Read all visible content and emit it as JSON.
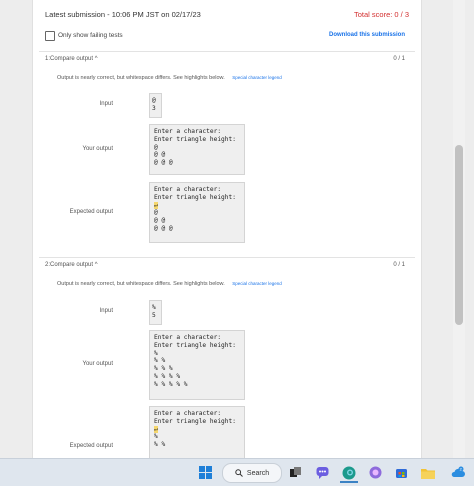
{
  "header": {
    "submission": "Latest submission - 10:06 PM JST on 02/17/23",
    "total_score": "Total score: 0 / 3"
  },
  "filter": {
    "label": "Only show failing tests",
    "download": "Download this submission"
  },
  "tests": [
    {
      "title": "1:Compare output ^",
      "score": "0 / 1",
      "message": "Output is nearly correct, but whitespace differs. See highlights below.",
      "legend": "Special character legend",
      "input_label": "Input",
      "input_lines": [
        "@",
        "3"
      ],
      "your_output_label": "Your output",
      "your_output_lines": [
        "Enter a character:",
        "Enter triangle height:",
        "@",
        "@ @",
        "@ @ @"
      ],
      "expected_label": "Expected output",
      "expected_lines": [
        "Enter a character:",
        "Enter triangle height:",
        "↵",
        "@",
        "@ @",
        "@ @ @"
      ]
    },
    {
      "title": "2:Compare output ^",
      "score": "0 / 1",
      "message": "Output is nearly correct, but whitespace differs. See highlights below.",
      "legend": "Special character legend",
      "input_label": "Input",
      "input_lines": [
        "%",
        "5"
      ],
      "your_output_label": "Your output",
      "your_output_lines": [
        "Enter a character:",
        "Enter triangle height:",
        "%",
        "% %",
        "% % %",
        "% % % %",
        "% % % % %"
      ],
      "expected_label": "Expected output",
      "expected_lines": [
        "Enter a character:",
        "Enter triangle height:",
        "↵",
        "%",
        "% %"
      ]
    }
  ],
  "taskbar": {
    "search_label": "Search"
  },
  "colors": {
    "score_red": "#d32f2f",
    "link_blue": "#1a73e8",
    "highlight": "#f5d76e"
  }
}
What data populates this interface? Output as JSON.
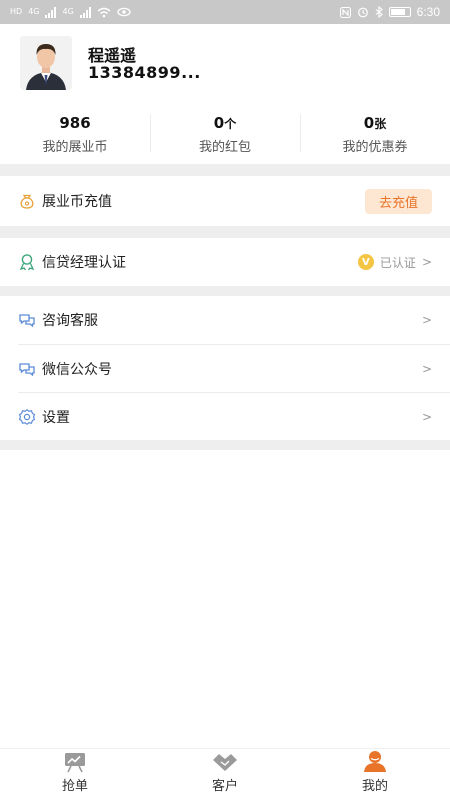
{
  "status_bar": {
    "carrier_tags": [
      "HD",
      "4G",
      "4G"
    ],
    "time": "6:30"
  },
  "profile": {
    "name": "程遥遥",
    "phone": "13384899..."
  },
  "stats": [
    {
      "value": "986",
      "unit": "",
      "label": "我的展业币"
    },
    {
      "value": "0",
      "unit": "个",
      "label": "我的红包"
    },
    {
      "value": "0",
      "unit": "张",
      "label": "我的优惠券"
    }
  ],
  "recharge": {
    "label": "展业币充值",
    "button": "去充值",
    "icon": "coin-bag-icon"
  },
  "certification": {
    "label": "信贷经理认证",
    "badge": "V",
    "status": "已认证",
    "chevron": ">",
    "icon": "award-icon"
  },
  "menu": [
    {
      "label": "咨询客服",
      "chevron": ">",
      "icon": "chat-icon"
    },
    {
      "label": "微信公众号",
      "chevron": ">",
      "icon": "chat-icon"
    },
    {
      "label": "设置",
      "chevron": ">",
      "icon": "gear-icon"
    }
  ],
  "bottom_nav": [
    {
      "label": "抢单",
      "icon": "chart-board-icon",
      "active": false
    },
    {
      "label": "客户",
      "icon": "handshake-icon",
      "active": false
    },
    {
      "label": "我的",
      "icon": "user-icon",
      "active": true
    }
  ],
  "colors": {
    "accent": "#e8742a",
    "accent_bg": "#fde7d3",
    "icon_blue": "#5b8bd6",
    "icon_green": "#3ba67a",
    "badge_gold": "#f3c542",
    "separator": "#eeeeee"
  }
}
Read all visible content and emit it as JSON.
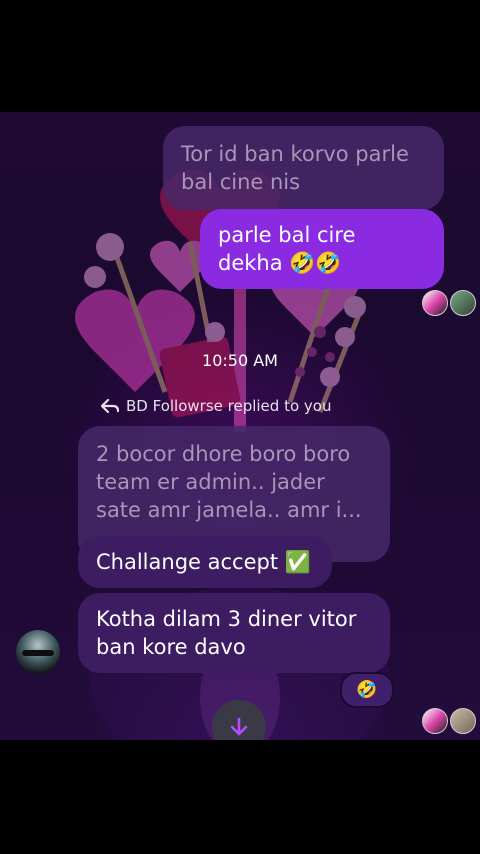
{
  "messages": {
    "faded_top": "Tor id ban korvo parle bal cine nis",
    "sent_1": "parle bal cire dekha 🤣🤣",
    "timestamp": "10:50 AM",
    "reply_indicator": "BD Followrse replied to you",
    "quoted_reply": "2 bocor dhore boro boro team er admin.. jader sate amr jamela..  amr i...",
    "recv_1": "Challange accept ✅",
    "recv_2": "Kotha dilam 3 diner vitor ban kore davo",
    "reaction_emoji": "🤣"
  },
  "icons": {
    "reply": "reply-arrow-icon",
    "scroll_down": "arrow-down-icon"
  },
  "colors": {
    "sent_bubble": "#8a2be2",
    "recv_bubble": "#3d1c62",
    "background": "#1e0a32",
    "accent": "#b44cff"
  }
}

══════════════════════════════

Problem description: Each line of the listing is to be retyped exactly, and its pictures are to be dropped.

Solved problem:
Read all visible content and emit it as JSON.
{
  "header": {
    "submission": "Latest submission - 10:06 PM JST on 02/17/23",
    "total_score": "Total score: 0 / 3"
  },
  "filter": {
    "label": "Only show failing tests",
    "download": "Download this submission"
  },
  "tests": [
    {
      "title": "1:Compare output ^",
      "score": "0 / 1",
      "message": "Output is nearly correct, but whitespace differs. See highlights below.",
      "legend": "Special character legend",
      "input_label": "Input",
      "input_lines": [
        "@",
        "3"
      ],
      "your_output_label": "Your output",
      "your_output_lines": [
        "Enter a character:",
        "Enter triangle height:",
        "@",
        "@ @",
        "@ @ @"
      ],
      "expected_label": "Expected output",
      "expected_lines": [
        "Enter a character:",
        "Enter triangle height:",
        "↵",
        "@",
        "@ @",
        "@ @ @"
      ]
    },
    {
      "title": "2:Compare output ^",
      "score": "0 / 1",
      "message": "Output is nearly correct, but whitespace differs. See highlights below.",
      "legend": "Special character legend",
      "input_label": "Input",
      "input_lines": [
        "%",
        "5"
      ],
      "your_output_label": "Your output",
      "your_output_lines": [
        "Enter a character:",
        "Enter triangle height:",
        "%",
        "% %",
        "% % %",
        "% % % %",
        "% % % % %"
      ],
      "expected_label": "Expected output",
      "expected_lines": [
        "Enter a character:",
        "Enter triangle height:",
        "↵",
        "%",
        "% %"
      ]
    }
  ],
  "taskbar": {
    "search_label": "Search"
  },
  "colors": {
    "score_red": "#d32f2f",
    "link_blue": "#1a73e8",
    "highlight": "#f5d76e"
  }
}
What data populates this interface? Output as JSON.
{
  "status_bar": {
    "carrier_tags": [
      "HD",
      "4G",
      "4G"
    ],
    "time": "6:30"
  },
  "profile": {
    "name": "程遥遥",
    "phone": "13384899..."
  },
  "stats": [
    {
      "value": "986",
      "unit": "",
      "label": "我的展业币"
    },
    {
      "value": "0",
      "unit": "个",
      "label": "我的红包"
    },
    {
      "value": "0",
      "unit": "张",
      "label": "我的优惠券"
    }
  ],
  "recharge": {
    "label": "展业币充值",
    "button": "去充值",
    "icon": "coin-bag-icon"
  },
  "certification": {
    "label": "信贷经理认证",
    "badge": "V",
    "status": "已认证",
    "chevron": ">",
    "icon": "award-icon"
  },
  "menu": [
    {
      "label": "咨询客服",
      "chevron": ">",
      "icon": "chat-icon"
    },
    {
      "label": "微信公众号",
      "chevron": ">",
      "icon": "chat-icon"
    },
    {
      "label": "设置",
      "chevron": ">",
      "icon": "gear-icon"
    }
  ],
  "bottom_nav": [
    {
      "label": "抢单",
      "icon": "chart-board-icon",
      "active": false
    },
    {
      "label": "客户",
      "icon": "handshake-icon",
      "active": false
    },
    {
      "label": "我的",
      "icon": "user-icon",
      "active": true
    }
  ],
  "colors": {
    "accent": "#e8742a",
    "accent_bg": "#fde7d3",
    "icon_blue": "#5b8bd6",
    "icon_green": "#3ba67a",
    "badge_gold": "#f3c542",
    "separator": "#eeeeee"
  }
}
Read all visible content and emit it as JSON.
{
  "messages": {
    "faded_top": "Tor id ban korvo parle bal cine nis",
    "sent_1": "parle bal cire dekha 🤣🤣",
    "timestamp": "10:50 AM",
    "reply_indicator": "BD Followrse replied to you",
    "quoted_reply": "2 bocor dhore boro boro team er admin.. jader sate amr jamela..  amr i...",
    "recv_1": "Challange accept ✅",
    "recv_2": "Kotha dilam 3 diner vitor ban kore davo",
    "reaction_emoji": "🤣"
  },
  "icons": {
    "reply": "reply-arrow-icon",
    "scroll_down": "arrow-down-icon"
  },
  "colors": {
    "sent_bubble": "#8a2be2",
    "recv_bubble": "#3d1c62",
    "background": "#1e0a32",
    "accent": "#b44cff"
  }
}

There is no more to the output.